Feeling frustrated in your battle to manage your kid’s screen time? Try this.
Yes, I’ll admit it: We allow our small child to have screen time.
And yes, sometimes it’s more than we would like, or know that’s best for her.
Before you gasp, clutch your pearls (…cufflinks? What’s the guy equivalent?), and scroll down to leave a nasty comment about how we’re melting our child’s brain, we’re well-aware of the harmful effects too much screen time can have on a developing mind.
But as expats living in a country where we didn’t have family around to help, an extended lockdown period during COVID, and then coordinating another international move to another country, sometimes it was just impossible to keep our toddler entertained and not getting into trouble without some Daniel Tiger’s Neighborhood.
Yet my husband and I were concerned, as it was difficult to explain to our daughter why she needed to stop watching screens. In her view, watching shows was fun, so why not do it for as long as she liked? (I feel that, girl.)
How do you explain the concept of “too much screen time” to someone who doesn’t even understand the concept of time? How could we create boundaries around her screen usage, in a way she could understand why and when the phone would be taken away?
After some research, I found the Time Timer.
The concept is genius: Set the timer for the amount of time allowed, and even a little child can see that the colored part of the timer is smaller than it was, indicating when the timer will go off.
We introduced our toddler to the Time Timer like this:
“You can watch the phone for X minutes while [mommy does this/daddy does that], but when the timer goes ‘beep beep’ it means it’s time to stop, OK? No more phone when the timer goes ‘beep beep’!”
Of course, this didn’t totally prevent the indignant, frustrated pleas when the timer went off and we came to retrieve the phone (“Oh! The timer went ‘beep beep’! Phone all done! Time to play with something else!”), but it introduced some predictability for our toddler, and she quickly grasped the concept and fussed far less than before the Time Timer.
In fact, there’s sound evidence that giving your children a sense of greater control of their environment can actually reduce the power struggle in your home.
We’ve found the Time Timer is useful in other situations, too, like how much time she has left for an activity before we need to leave our home, brush her teeth, go to bed, and more.
She sees the Time Timer as being a fair, impartial judge of when she should conclude her activities, and it’s not mom or dad telling her what to do—the Time Timer is simply the Time Timer, and it said to stop.
It also helps us keep track of how much time we’re allowing her to spend on our cell phones. Sometimes the time flies by, and without a reminder, we wouldn’t have realized we were allowing her to watch more than we believe is healthy for her, so it’s a way to keep us accountable, too.
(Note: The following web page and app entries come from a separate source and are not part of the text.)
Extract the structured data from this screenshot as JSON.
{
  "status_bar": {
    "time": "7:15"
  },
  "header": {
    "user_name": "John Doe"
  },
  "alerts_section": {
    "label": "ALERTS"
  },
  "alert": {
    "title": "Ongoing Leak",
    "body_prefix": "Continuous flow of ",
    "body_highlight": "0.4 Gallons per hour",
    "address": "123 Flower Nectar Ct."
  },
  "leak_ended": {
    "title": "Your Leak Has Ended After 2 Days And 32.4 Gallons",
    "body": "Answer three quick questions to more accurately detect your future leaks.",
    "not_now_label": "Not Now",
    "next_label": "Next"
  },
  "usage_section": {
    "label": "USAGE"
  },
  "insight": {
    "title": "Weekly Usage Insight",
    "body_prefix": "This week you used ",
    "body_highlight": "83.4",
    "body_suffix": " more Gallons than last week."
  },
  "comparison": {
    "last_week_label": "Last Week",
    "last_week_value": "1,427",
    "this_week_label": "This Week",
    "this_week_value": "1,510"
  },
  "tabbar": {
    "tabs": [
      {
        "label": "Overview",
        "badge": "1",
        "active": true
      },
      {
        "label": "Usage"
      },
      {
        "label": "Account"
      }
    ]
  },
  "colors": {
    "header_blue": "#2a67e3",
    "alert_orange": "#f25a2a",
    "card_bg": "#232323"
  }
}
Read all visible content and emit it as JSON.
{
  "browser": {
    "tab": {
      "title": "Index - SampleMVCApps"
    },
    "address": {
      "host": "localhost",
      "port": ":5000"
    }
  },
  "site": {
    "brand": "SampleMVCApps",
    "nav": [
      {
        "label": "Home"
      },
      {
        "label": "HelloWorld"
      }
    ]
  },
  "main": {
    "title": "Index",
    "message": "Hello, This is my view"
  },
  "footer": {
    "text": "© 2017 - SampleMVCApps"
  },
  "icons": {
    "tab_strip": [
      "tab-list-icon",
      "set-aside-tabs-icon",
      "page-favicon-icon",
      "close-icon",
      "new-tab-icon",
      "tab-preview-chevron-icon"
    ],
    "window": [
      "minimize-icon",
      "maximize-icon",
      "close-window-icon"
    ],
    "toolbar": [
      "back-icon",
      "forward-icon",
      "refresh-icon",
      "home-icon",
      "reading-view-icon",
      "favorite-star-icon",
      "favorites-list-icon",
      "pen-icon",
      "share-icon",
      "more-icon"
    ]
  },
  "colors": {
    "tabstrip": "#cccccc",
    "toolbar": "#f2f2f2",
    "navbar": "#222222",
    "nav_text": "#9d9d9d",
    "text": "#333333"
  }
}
(Psst: In fact, Primer writer Gordon Brown wrote a great article about tracking your time to get more done in less time using the Pomodoro Technique, and recommended several great tools, like the Productivity Cube. Read the full article here.)
Every family’s needs are different, but if screen management feels unmanageable in your home, sit down with your family and discuss a plan to implement a Time Timer, why you feel it’s necessary, and give it a shot.
Worried your older kids won’t be on-board?
If your kids are older, they might need more encouragement to accept the plan, so be ready to listen to their ideas for how they can fill the time they used to spend in front of a screen with another activity, and be ready to invest the time, effort, and maybe even money to make it happen for them—art supplies, LEGO, journaling, books, or whatever hobby interests them.
Don’t forget your own example!
If you’re always using a screen, and never developing any hobbies or IRL connections of your own, how will your kids know any different? Revive old hobbies or discover new ones, and consider joining social-based clubs or organizations.
Finding family hobbies to reduce screen time is also a great idea, like game night, evening walks, visiting the library together, cooking together, and more.
If you lack time to devote to your own hobbies, remember that including your kids in activities you need to accomplish anyway isn’t just a way to teach them adult skills, but also good bonding time.
Yes, it’ll take a little longer, and more patience is necessary as you’re teaching them new skills, but a formerly mundane—yet screen-free—task might become a cherished memory between you and your child.